WASHINGTON – Sweat slowly slid down the sides of his cheeks as the sunshine crept over the top of the Supreme Court,heating up the back of his neck. His hands gripped the flagpole of the rainbow-striped banner he swung from side to side,using his whole body to make the flag ripple in the wind.
“It’s important to let them know it’s time,” Vin Testa,23,of D.C.,said. A ninth-grade math teacher at the District’s Roosevelt High School,Testa was on the steps of the Supreme Court on Monday,showing his support for marriage equality. He said he hoped the court would issue its decisions in the Defense of Marriage Act and Proposition 8 cases that morning. If not,he would keep coming back until it does.
To his left stood Bob Kunst,71,of Miami Beach,Fla.,in a red baseball cap. In each hand he held signs with red and silver painted letters reading: “If the Supremes say we’re 2nd class why pick up the tab?” and “It’s about time.” He,too,was there in support for gay marriage,saying there should be no taxation without representation,that the old American adage should hold true today.
“If I can’t be recognized,why should I be taxed?” Kunst,president of Shalom International,said. “I have no interest in their opinion in my lovemaking.”
The two stood in front of a crowd of dozens,all waiting to hear what the court would rule on. Phones gripped in sweaty palms,the crowd waited in eager calm. There was no chanting or shouting or dancing. Just those with signs and others with cameras to take pictures of them.

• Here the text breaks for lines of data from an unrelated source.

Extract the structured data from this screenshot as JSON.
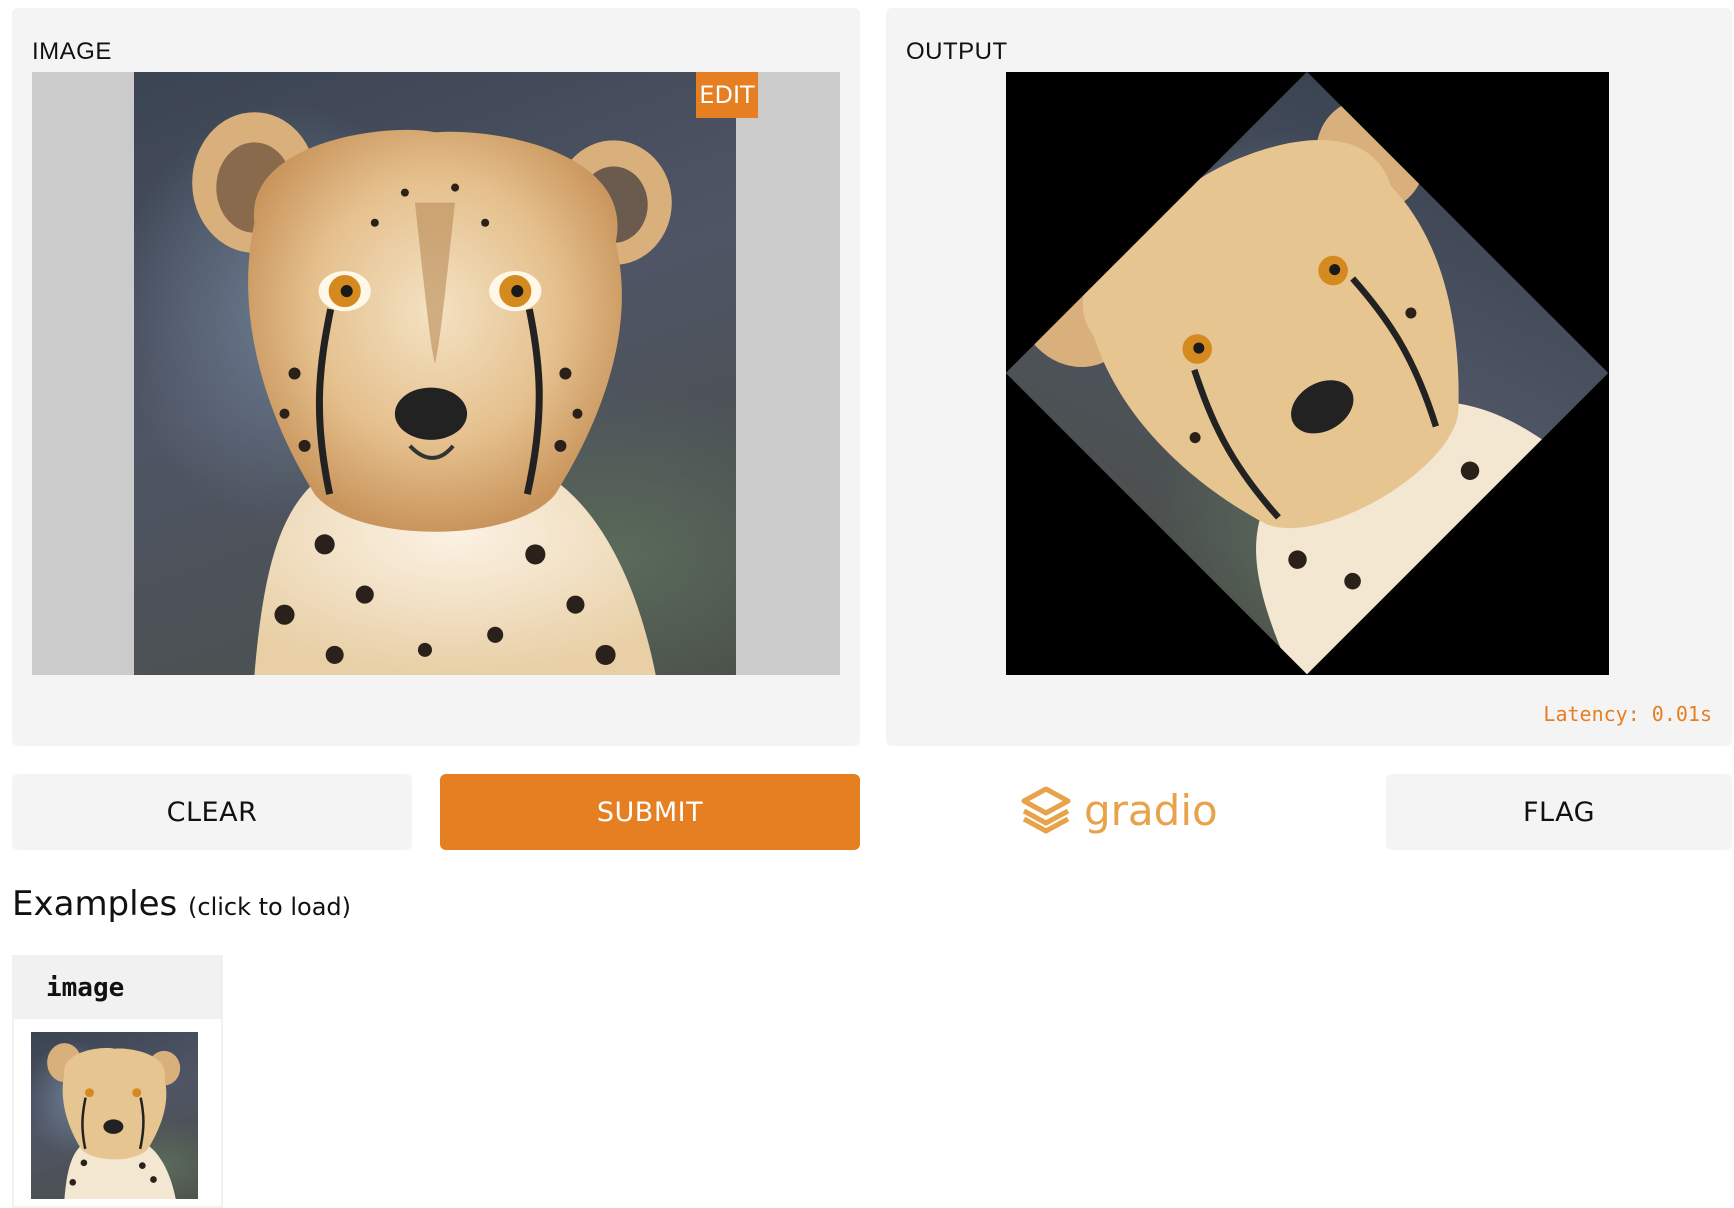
{
  "input_panel": {
    "label": "IMAGE",
    "edit_label": "EDIT"
  },
  "output_panel": {
    "label": "OUTPUT",
    "latency": "Latency: 0.01s"
  },
  "actions": {
    "clear_label": "CLEAR",
    "submit_label": "SUBMIT",
    "flag_label": "FLAG"
  },
  "brand": {
    "name": "gradio",
    "icon": "gradio-logo-icon"
  },
  "examples": {
    "title": "Examples",
    "subtitle": "(click to load)",
    "column_header": "image"
  },
  "colors": {
    "accent": "#e67e22",
    "panel_bg": "#f4f4f4",
    "letterbox": "#cbcbcb"
  }
}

Away from the milling crowd was Ronald Brock,73,who stood across the street in a red T-shirt with the words “Jesus is the standard” across his chest. He held a sign that came up to the white beard on his chin. It showed two men kissing with the words “SODOMY” and “For the wages of sin is DEATH Romans 6:23.” He said he was standing away from the crowd so more people could see him easily.
“I’m quoting God’s word,” Brock said. He stood in opposition to Testa and Kunst,opposing marriage equality. “We’re a mess of a nation. We’ve become anti-Christian.”
The crowd waited for news while shirts darkened with sweat. The sun was rising higher over the court building.
Phil Portlock stood next to Testa and Kunst with a bright yellow sign in his wrinkled black hands,the words “Section 5” across the bottom. Portlock,71,a D.C. resident and a retired photographer for the Washington Metropolitan Area Transit Authority,was there to defend Section 5 of the Voting Rights Act.
“I don’t want to see us keep going backwards,readdressing history,” Portlock said. He supports Section 5,saying that it “stopped suppression and opened greater participation” for blacks in America and that he is “not ready for that to be overturned.”
A low cheer rose from the sweaty crowd as news traveled that the court ruled on the affirmative action case about the University of Texas at Austin.
But when it became clear that no other major decisions would be made that morning,Testa, Kunst and Portlock,along with the rest of crowd,quickly dissipated,leaving the TV crews and Brock behind.
Reach reporter Deanna Del Ciello at [email protected] or 202-326-9868. SHFWire stories are free to any news organization that gives the reporter a byline and credits the SHFWire.